But, when I looked at the list of films nominated for the Foreign Language Academy Award, for which Hævnen is the Danish nominee, I immediately thought: Hope Deferred—the figures showed me that gendered problems for women filmmakers are global. Sixty-five countries have nominated films for this award. On Thursday, the Academy will announce the nine-film shortlist and next Tuesday, it will announce the five nominees. Women have written and directed four of the sixty-five: just over 6%. Women writers and directors collaborated with men on five more: 7.5%, for a grand total of 13.5% (list at end of post). Are women still more likely to make their films, and achieve critical and/or commercial success if they collaborate with writers and directors who are men? I noticed too that Hævnen, like After The Wedding and like Kathryn Bigelow’s The Hurt Locker (which a man wrote) is about a man, and Susanne Bier co-wrote the script with a man. Are women more likely to win major awards if their films are about men? This is what Susanne Bier says about her choice
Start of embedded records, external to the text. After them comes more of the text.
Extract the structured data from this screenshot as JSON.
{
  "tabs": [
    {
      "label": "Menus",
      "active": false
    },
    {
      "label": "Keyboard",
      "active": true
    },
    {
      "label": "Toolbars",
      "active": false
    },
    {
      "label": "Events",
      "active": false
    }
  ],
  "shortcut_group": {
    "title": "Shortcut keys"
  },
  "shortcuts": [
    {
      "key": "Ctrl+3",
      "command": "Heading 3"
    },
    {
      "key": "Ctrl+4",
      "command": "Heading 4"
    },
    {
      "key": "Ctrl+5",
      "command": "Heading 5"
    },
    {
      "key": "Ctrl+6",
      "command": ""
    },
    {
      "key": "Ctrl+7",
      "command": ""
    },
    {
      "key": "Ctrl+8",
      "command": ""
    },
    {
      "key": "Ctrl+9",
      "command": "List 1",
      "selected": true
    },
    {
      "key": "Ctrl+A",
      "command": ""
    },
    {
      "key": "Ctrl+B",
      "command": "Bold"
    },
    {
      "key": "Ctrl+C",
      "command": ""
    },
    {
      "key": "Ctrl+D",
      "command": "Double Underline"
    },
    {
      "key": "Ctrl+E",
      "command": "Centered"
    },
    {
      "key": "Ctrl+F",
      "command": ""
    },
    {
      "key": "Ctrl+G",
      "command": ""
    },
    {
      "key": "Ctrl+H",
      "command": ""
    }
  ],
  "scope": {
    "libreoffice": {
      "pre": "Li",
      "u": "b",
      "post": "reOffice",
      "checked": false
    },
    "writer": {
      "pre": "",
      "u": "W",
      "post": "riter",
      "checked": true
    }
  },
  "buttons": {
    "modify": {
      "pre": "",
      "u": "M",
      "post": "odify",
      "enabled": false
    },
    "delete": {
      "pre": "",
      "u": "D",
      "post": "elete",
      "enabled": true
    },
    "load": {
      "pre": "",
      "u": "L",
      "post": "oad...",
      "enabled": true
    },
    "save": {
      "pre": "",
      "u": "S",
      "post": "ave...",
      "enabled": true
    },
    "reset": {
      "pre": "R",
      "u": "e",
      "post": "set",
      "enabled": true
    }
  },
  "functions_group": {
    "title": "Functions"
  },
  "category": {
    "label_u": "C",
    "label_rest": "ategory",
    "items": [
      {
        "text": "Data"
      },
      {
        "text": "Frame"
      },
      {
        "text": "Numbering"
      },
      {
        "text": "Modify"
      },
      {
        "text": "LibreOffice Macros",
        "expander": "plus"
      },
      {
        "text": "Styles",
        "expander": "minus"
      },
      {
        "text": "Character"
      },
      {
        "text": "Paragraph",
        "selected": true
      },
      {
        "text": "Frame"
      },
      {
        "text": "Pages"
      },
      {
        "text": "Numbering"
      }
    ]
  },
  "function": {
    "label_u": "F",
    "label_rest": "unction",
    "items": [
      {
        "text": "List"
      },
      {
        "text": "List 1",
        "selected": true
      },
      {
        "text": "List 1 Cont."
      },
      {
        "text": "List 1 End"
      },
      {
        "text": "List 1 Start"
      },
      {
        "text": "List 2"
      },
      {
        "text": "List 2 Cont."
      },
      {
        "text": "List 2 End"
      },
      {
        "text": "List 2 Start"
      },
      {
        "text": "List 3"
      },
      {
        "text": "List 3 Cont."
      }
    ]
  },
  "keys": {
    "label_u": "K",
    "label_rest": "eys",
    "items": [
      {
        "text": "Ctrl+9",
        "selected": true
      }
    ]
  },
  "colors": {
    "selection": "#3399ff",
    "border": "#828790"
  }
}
I think I just like real human beings, and their life problems are what make them interesting. In the film, Mikael Persbrandt [shortly to appear in New Zealand to play in The Hobbit] is romantic, idealistic, but he is far from perfect. He is a true human being in all his frailty, with doubts and uncertainties. As a female director, I am driven by these male personalities. Actors often have a strong feminine side, and I like to try to find that in them, like a hollowness, a hidden treasure to bring to the open.

I wonder too, what other political issues underlie countries’ selection of their nominees, and affect the Academy’s selection from the films nominated.